The war also delayed the second Hague Convention from 1904 to 1907. A proposal by the Russian Tsar had resulted in the first, more successful international peace conference in 1899. Both conventions, however, must be remembered more for what they aimed at then where they landed. From wikipedia:
A major effort in both the conferences was to create a binding international court for compulsory arbitration to settle international disputes, which was considered necessary to replace the institution of war.
It goes without saying that the international court went uncreated at this time, and a third Hague convention, scheduled for 1914, never took place.
As of 1905, the institution of war had put Japan on a new footing, and pride in the unexpected victory contributed to Japanese immigrants in San Francisco protesting forcefully when their children were placed in a segregated Asian school after the 1906 Great Quake. Their voices had to contend with a veritable clamor of xenophobic sentiment, implicit in Upton Sinclair’s The Jungle.

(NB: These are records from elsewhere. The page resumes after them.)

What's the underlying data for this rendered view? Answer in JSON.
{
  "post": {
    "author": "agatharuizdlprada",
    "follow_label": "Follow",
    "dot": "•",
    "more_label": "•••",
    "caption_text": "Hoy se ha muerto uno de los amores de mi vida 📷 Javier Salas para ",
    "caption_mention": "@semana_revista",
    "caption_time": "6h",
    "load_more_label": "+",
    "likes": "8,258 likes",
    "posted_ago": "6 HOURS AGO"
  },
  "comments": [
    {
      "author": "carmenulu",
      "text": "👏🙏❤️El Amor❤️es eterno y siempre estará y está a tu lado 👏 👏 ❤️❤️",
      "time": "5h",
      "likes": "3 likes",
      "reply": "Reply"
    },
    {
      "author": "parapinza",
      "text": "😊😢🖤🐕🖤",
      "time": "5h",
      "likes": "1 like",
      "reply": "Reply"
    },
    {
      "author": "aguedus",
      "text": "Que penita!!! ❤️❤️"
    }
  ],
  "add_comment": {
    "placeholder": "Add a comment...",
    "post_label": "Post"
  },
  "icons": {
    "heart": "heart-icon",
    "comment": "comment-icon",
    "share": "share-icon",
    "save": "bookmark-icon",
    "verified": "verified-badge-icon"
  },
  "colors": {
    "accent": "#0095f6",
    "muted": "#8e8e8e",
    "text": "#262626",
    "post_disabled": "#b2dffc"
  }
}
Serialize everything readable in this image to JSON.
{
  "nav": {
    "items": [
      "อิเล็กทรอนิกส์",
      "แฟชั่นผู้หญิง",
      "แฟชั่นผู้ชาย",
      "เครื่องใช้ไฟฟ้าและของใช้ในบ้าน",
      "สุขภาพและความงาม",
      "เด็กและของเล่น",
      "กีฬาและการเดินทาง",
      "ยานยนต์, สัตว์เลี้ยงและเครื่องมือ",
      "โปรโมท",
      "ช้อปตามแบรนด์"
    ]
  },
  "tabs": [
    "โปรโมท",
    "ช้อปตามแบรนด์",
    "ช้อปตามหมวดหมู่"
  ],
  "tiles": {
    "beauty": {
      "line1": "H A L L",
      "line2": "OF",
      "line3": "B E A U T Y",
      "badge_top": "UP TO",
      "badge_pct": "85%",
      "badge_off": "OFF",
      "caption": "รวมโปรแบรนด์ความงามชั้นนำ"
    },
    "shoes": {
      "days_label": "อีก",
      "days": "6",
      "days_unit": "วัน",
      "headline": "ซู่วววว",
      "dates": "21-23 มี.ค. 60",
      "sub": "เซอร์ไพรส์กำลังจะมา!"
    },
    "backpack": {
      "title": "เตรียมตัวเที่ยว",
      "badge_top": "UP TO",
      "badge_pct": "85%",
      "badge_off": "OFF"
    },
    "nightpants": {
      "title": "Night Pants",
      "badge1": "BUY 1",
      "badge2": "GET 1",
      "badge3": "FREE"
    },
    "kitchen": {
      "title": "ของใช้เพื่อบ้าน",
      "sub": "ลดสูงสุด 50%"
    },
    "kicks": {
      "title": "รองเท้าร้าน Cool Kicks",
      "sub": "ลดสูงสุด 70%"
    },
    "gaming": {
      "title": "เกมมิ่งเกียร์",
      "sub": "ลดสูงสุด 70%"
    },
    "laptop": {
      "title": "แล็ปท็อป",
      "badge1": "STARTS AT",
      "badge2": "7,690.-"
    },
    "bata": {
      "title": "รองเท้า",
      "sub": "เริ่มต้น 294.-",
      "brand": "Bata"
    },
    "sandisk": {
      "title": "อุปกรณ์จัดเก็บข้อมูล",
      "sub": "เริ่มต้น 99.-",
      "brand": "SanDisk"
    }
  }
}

Motivated by U.S. foreign policy interests and not human rights – Plessy v. Ferguson (1896) would continue to uphold the legitimacy of “separate but equal” until overturned by Brown v. Board of Education in 1954 – President Roosevelt’s own efforts to persuade the San Francisco school board to accept Japanese students into public schools were unsuccessful until he agreed to ensure the suspension of Japanese immigration. In order to save face, the Japanese government in turn agreed not to grant passports to aspiring immigrants on any ground except family reunification – leading to the rise of so-called “picture brides,” something of a precursor in itself to Facebook, Match.com and the like.
The accord, formalized but never signed into law, would be known as the Gentleman’s Agreement.
Image: Japanese “picture” brides circa 1907.